Web page and app entries
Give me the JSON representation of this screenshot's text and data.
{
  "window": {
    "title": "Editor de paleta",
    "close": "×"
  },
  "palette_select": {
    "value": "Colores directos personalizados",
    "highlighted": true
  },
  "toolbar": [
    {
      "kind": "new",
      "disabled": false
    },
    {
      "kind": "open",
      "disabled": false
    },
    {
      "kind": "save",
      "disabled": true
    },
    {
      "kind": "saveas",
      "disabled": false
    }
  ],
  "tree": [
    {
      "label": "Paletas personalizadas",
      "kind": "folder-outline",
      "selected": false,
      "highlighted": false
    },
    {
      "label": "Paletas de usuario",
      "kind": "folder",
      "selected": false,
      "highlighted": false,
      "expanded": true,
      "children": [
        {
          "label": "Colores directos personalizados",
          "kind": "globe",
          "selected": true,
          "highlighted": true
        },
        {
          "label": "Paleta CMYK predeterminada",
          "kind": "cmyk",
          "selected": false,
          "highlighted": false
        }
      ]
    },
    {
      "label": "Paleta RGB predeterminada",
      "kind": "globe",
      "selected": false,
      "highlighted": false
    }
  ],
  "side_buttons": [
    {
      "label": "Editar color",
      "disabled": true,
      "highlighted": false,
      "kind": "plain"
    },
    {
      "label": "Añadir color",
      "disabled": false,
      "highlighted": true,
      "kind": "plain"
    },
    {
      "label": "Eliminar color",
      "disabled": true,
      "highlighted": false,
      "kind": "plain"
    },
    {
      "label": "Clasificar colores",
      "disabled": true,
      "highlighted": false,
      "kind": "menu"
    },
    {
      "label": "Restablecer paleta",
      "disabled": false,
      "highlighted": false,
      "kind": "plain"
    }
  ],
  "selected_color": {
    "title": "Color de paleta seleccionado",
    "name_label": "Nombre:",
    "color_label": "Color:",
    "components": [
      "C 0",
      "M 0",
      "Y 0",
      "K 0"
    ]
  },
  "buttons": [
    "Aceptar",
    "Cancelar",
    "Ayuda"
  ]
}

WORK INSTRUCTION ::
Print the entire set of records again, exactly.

RESULT OF THIS EXERCISE ::
Give me the JSON representation of this screenshot's text and data.
{
  "window": {
    "title": "Editor de paleta",
    "close": "×"
  },
  "palette_select": {
    "value": "Colores directos personalizados",
    "highlighted": true
  },
  "toolbar": [
    {
      "kind": "new",
      "disabled": false
    },
    {
      "kind": "open",
      "disabled": false
    },
    {
      "kind": "save",
      "disabled": true
    },
    {
      "kind": "saveas",
      "disabled": false
    }
  ],
  "tree": [
    {
      "label": "Paletas personalizadas",
      "kind": "folder-outline",
      "selected": false,
      "highlighted": false
    },
    {
      "label": "Paletas de usuario",
      "kind": "folder",
      "selected": false,
      "highlighted": false,
      "expanded": true,
      "children": [
        {
          "label": "Colores directos personalizados",
          "kind": "globe",
          "selected": true,
          "highlighted": true
        },
        {
          "label": "Paleta CMYK predeterminada",
          "kind": "cmyk",
          "selected": false,
          "highlighted": false
        }
      ]
    },
    {
      "label": "Paleta RGB predeterminada",
      "kind": "globe",
      "selected": false,
      "highlighted": false
    }
  ],
  "side_buttons": [
    {
      "label": "Editar color",
      "disabled": true,
      "highlighted": false,
      "kind": "plain"
    },
    {
      "label": "Añadir color",
      "disabled": false,
      "highlighted": true,
      "kind": "plain"
    },
    {
      "label": "Eliminar color",
      "disabled": true,
      "highlighted": false,
      "kind": "plain"
    },
    {
      "label": "Clasificar colores",
      "disabled": true,
      "highlighted": false,
      "kind": "menu"
    },
    {
      "label": "Restablecer paleta",
      "disabled": false,
      "highlighted": false,
      "kind": "plain"
    }
  ],
  "selected_color": {
    "title": "Color de paleta seleccionado",
    "name_label": "Nombre:",
    "color_label": "Color:",
    "components": [
      "C 0",
      "M 0",
      "Y 0",
      "K 0"
    ]
  },
  "buttons": [
    "Aceptar",
    "Cancelar",
    "Ayuda"
  ]
}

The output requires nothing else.